Neglab, a motion picture film laboratory for processing 35mm and 16mm color negative, will reopen its doors later this month, providing high-quality film processing services in Sydney. Werner Winkelmann, original owner of the facility, has more than 25 years of experience working in the lab industry and brings extensive expertise to the entire imaging chain.
“All of us at Neglab are thrilled to re-engage with the filmmaking community and provide outstanding lab services for the region,” said Winkelmann, co-founder and technical operations manager. “We are poised to provide unparalleled services, and have brought together a staff of professionals with incredible knowledge and a dedication to superior quality control standards.”
Winkelmann has been involved in building ECN2, ECP2 and ECP3, and black-and-white processors throughout his career. Joining him at Neglab will be Herbert Stegbauer, director and owner of Stegbauer Pty., manufacturer and supplier of film processing equipment. Stegbauer started his career at Colorfilm and later co-founded Filmlab Engineering. Neglab will operate out of Stegbauer’s factory. Together, Winkelmann and Stegbauer have assembled a team of experts with a combined total of more than 80 years of experience in the film industry.

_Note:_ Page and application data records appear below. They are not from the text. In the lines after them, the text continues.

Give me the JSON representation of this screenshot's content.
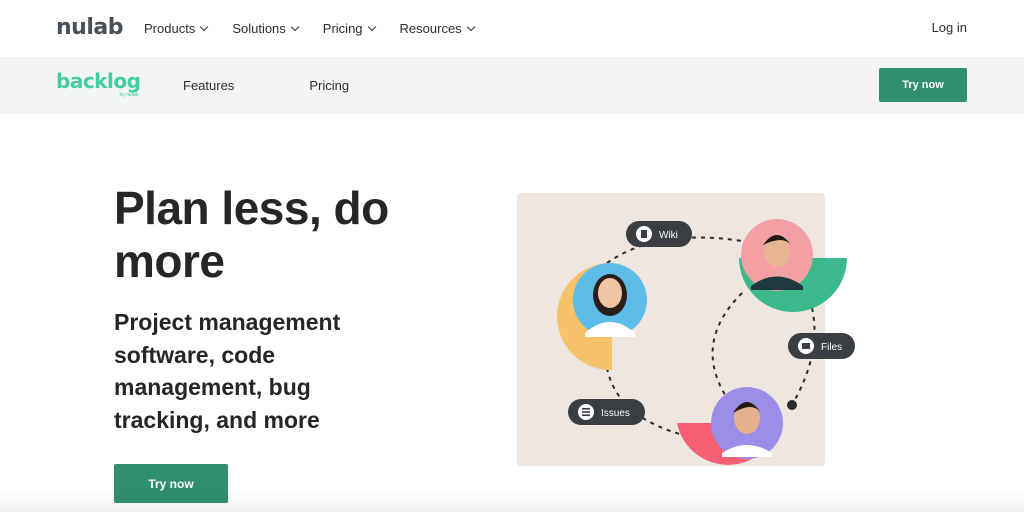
{
  "topbar": {
    "logo": "nulab",
    "nav": [
      {
        "label": "Products"
      },
      {
        "label": "Solutions"
      },
      {
        "label": "Pricing"
      },
      {
        "label": "Resources"
      }
    ],
    "login": "Log in"
  },
  "productbar": {
    "logo": "backlog",
    "logo_sub": "by nulab",
    "nav": [
      {
        "label": "Features"
      },
      {
        "label": "Pricing"
      }
    ],
    "cta": "Try now"
  },
  "hero": {
    "title": "Plan less, do more",
    "subtitle": "Project management software, code management, bug tracking, and more",
    "cta": "Try now"
  },
  "illustration": {
    "pills": [
      {
        "label": "Wiki",
        "icon": "wiki-icon"
      },
      {
        "label": "Files",
        "icon": "folder-icon"
      },
      {
        "label": "Issues",
        "icon": "list-icon"
      }
    ],
    "colors": {
      "panel": "#efe6df",
      "yellow": "#f6c36a",
      "green": "#3bb98c",
      "red": "#f45f73",
      "pill": "#3a3d42"
    }
  },
  "colors": {
    "brand_green": "#42ce9f",
    "button_green": "#2f8f6f",
    "productbar_bg": "#f3f4f5"
  }
}
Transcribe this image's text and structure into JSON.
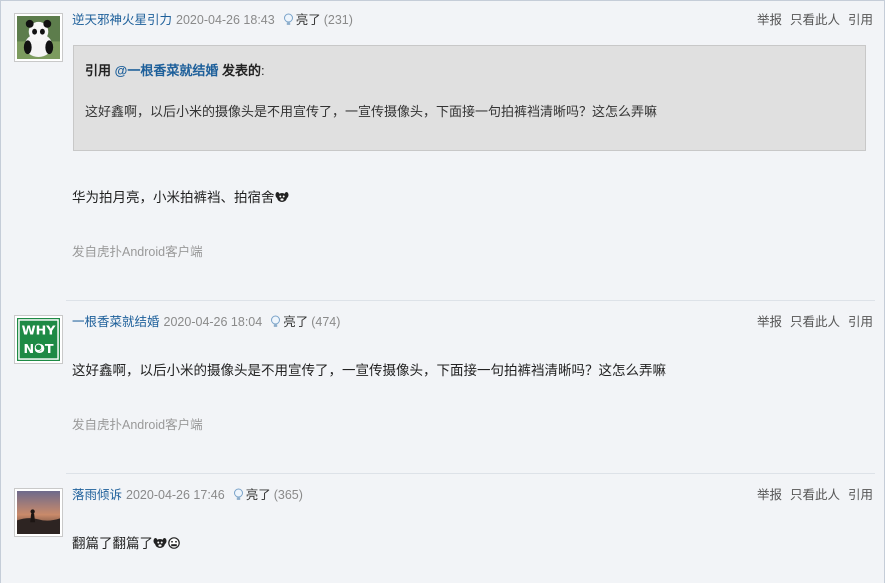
{
  "actions": {
    "report": "举报",
    "only_this": "只看此人",
    "quote": "引用"
  },
  "light_label": "亮了",
  "posts": [
    {
      "username": "逆天邪神火星引力",
      "time": "2020-04-26 18:43",
      "light_count": "(231)",
      "quote": {
        "prefix": "引用",
        "user": "@一根香菜就结婚",
        "suffix": "发表的",
        "colon": ":",
        "text": "这好鑫啊，以后小米的摄像头是不用宣传了，一宣传摄像头，下面接一句拍裤裆清晰吗？这怎么弄嘛"
      },
      "content": "华为拍月亮，小米拍裤裆、拍宿舍",
      "source": "发自虎扑Android客户端"
    },
    {
      "username": "一根香菜就结婚",
      "time": "2020-04-26 18:04",
      "light_count": "(474)",
      "avatar_text": [
        "WHY",
        "NOT"
      ],
      "content": "这好鑫啊，以后小米的摄像头是不用宣传了，一宣传摄像头，下面接一句拍裤裆清晰吗？这怎么弄嘛",
      "source": "发自虎扑Android客户端"
    },
    {
      "username": "落雨倾诉",
      "time": "2020-04-26 17:46",
      "light_count": "(365)",
      "content": "翻篇了翻篇了"
    }
  ],
  "colors": {
    "link": "#1d5f9a",
    "quote_bg": "#e0e0e0",
    "page_bg": "#f2f4f7",
    "avatar2_bg": "#1e8a45"
  }
}
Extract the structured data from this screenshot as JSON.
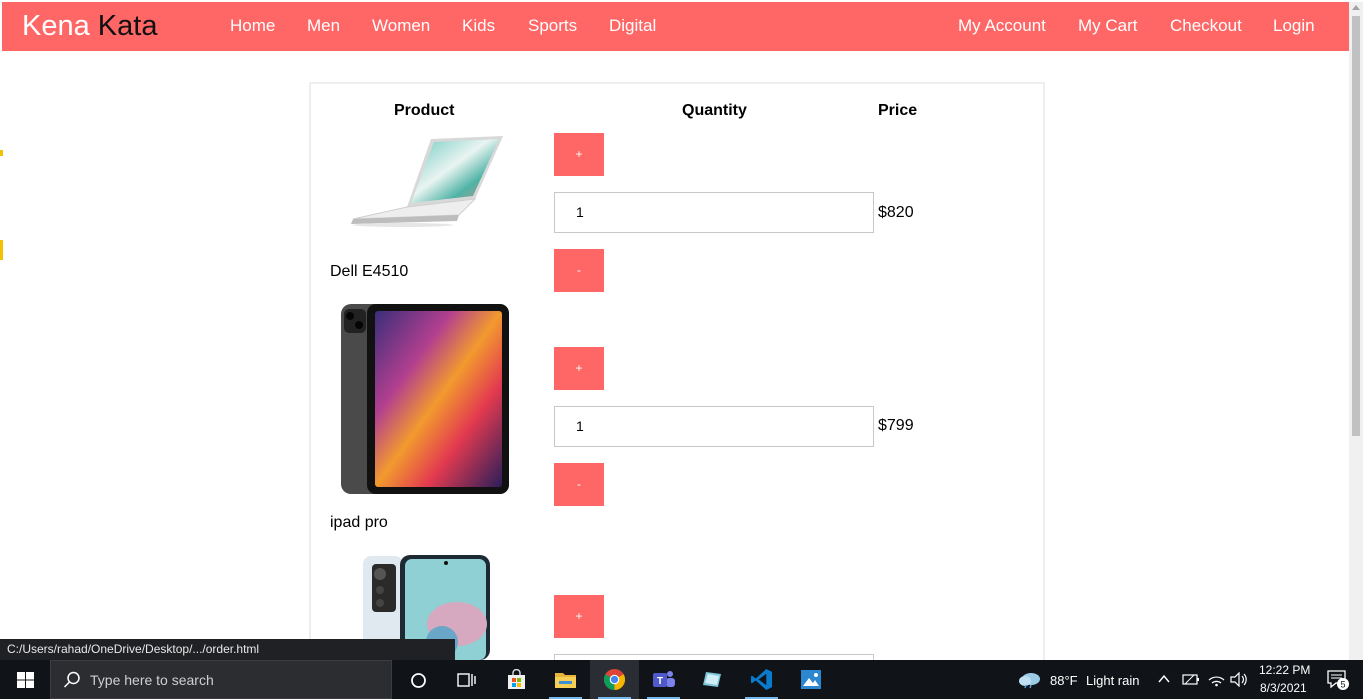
{
  "brand": {
    "part1": "Kena",
    "part2": "Kata"
  },
  "nav": {
    "left": [
      "Home",
      "Men",
      "Women",
      "Kids",
      "Sports",
      "Digital"
    ],
    "right": [
      "My Account",
      "My Cart",
      "Checkout",
      "Login"
    ]
  },
  "table": {
    "headers": {
      "product": "Product",
      "quantity": "Quantity",
      "price": "Price"
    },
    "rows": [
      {
        "name": "Dell E4510",
        "qty": "1",
        "price": "$820",
        "plus": "+",
        "minus": "-"
      },
      {
        "name": "ipad pro",
        "qty": "1",
        "price": "$799",
        "plus": "+",
        "minus": "-"
      },
      {
        "name": "",
        "qty": "",
        "price": "",
        "plus": "+",
        "minus": "-"
      }
    ]
  },
  "status_url": "C:/Users/rahad/OneDrive/Desktop/.../order.html",
  "taskbar": {
    "search_placeholder": "Type here to search",
    "weather_temp": "88°F",
    "weather_text": "Light rain",
    "time": "12:22 PM",
    "date": "8/3/2021",
    "notification_count": "5"
  },
  "colors": {
    "accent": "#ff6666",
    "taskbar": "#101418"
  }
}
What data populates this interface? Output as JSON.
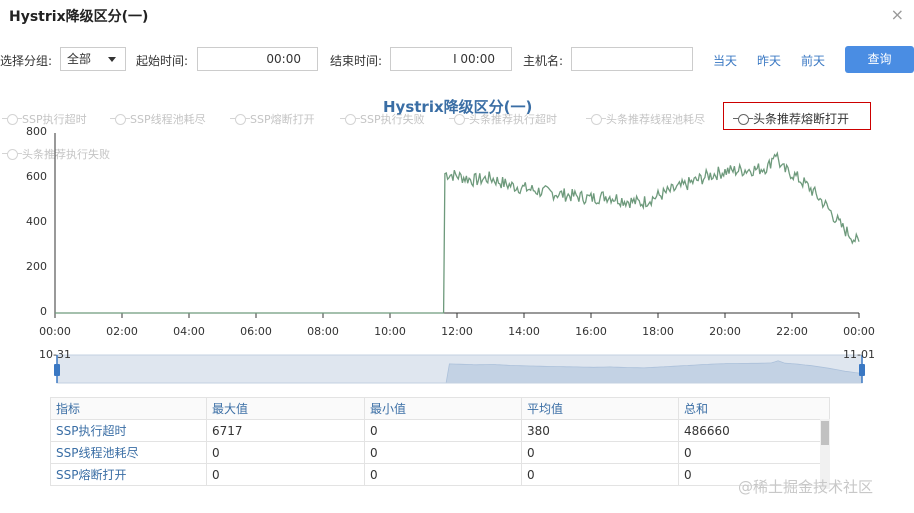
{
  "dialog": {
    "title": "Hystrix降级区分(一)",
    "close": "×"
  },
  "filters": {
    "group_label": "选择分组:",
    "group_value": "全部",
    "start_label": "起始时间:",
    "start_value": "00:00",
    "end_label": "结束时间:",
    "end_value": "I 00:00",
    "host_label": "主机名:",
    "host_value": "",
    "today": "当天",
    "yesterday": "昨天",
    "prev_day": "前天",
    "query": "查询"
  },
  "legend": [
    "SSP执行超时",
    "SSP线程池耗尽",
    "SSP熔断打开",
    "SSP执行失败",
    "头条推荐执行超时",
    "头条推荐线程池耗尽",
    "头条推荐熔断打开",
    "头条推荐执行失败"
  ],
  "chart_data": {
    "type": "line",
    "title": "Hystrix降级区分(一)",
    "xlabel": "",
    "ylabel": "",
    "x_ticks": [
      "00:00",
      "02:00",
      "04:00",
      "06:00",
      "08:00",
      "10:00",
      "12:00",
      "14:00",
      "16:00",
      "18:00",
      "20:00",
      "22:00",
      "00:00"
    ],
    "y_ticks": [
      "800",
      "600",
      "400",
      "200",
      "0"
    ],
    "ylim": [
      0,
      800
    ],
    "xlim_hours": [
      0,
      24
    ],
    "grid": false,
    "legend_position": "top",
    "series": [
      {
        "name": "头条推荐熔断打开",
        "color": "#6e9a7c",
        "x_hours": [
          0,
          11.6,
          11.62,
          12,
          12.5,
          13,
          13.5,
          14,
          14.5,
          15,
          15.5,
          16,
          16.5,
          17,
          17.5,
          18,
          18.5,
          19,
          19.5,
          20,
          20.5,
          21,
          21.3,
          21.5,
          21.7,
          22,
          22.5,
          23,
          23.5,
          24
        ],
        "values": [
          0,
          0,
          620,
          610,
          590,
          600,
          570,
          555,
          540,
          530,
          520,
          510,
          520,
          500,
          490,
          520,
          550,
          580,
          610,
          630,
          635,
          640,
          650,
          720,
          640,
          620,
          560,
          480,
          380,
          310
        ]
      }
    ]
  },
  "dataZoom": {
    "start": "10-31",
    "end": "11-01"
  },
  "table": {
    "headers": [
      "指标",
      "最大值",
      "最小值",
      "平均值",
      "总和"
    ],
    "rows": [
      [
        "SSP执行超时",
        "6717",
        "0",
        "380",
        "486660"
      ],
      [
        "SSP线程池耗尽",
        "0",
        "0",
        "0",
        "0"
      ],
      [
        "SSP熔断打开",
        "0",
        "0",
        "0",
        "0"
      ]
    ]
  },
  "watermark": "@稀土掘金技术社区"
}
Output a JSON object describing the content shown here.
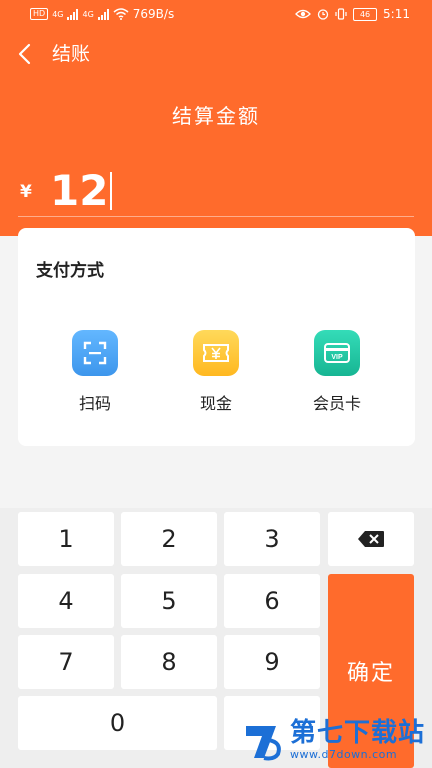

Neglab has been designed to provide motion picture laboratory services to filmmakers, installing the latest design magnetic drive processor, and surpassing standards for cleanliness. The backup and safety systems on Neglab’s processor ensure trouble free operation and perfect processing of 35mm and 16mm color negative formats.
“We know that labs need to be responsive to filmmakers,” Winkelmann said. “We offer location pick up and handling anywhere within the Sydney central business district, and all rushes will be quickly delivered directly to the production’s telecine facility of choice. We can also arrange Interstate shipments at reasonable rates, when requested by the customer.”
Neglab originally opened in July 1997, and briefly suspended operations a few years ago based on industry economics. But with today’s production landscape and a resurging choice by filmmakers to originate on film, Winkelmann saw an opportunity to reopen.